    Identification of differentially expressed genes in psoriasis using expression profiling approaches

    K. Itoh
    Abstract:, To identify differentially expressed genes which play causal roles in pathogenesis and maintenance for psoriasis, we used BodyMapping and introduced amplified fragment length polymorphism approaches. From the BodyMap database, we selected 2007 genes which specifically expressed in epithelial tissues. Among 2007 genes, we surveyed genes which differentially expressed in involved or uninvolved psoriatic lesional skin samples compared with atopic dermatitis, mycosis fungoides, and normal skin samples.
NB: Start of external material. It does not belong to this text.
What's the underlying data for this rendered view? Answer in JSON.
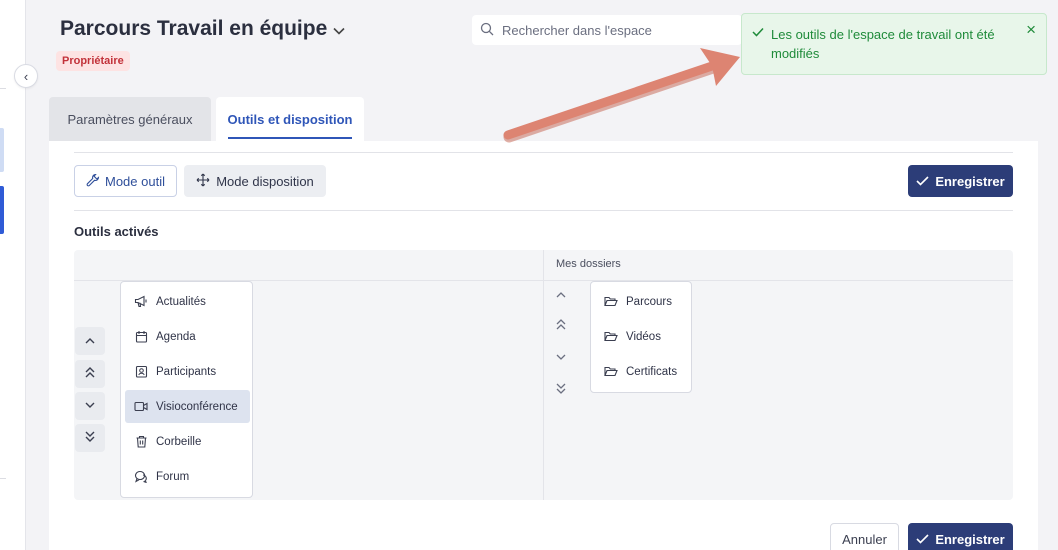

As a result of surveying 2007 genes, 241 genes were differentially expressed only in involved psoriatic skin but not in the other samples. Hierarchical cluster analysis of gene expression profiles showed that 13 independent psoriatic-involved skin samples clustered tightly together, reflecting highly similar expression profiles. Using the same 2007 gene set, we examined gene expression levels in five serial lesions from distal uninvolved psoriatic skin to involved psoriatic plaque. We identified seven genes such as alpha-1-microglobulin/bikunin precursor, calnexin, claudin 1, leucine zipper down-regulated in cancer 1, tyrosinase-related protein 1, Yes-associated protein 1, and unc-13-like protein (Coleonyx elegans) which show high-expression levels only in uninvolved psoriatic lesions. These seven genes, which were reported to be related to apoptosis or antiproliferation, might have causal roles in pathophysiology in psoriasis. [source]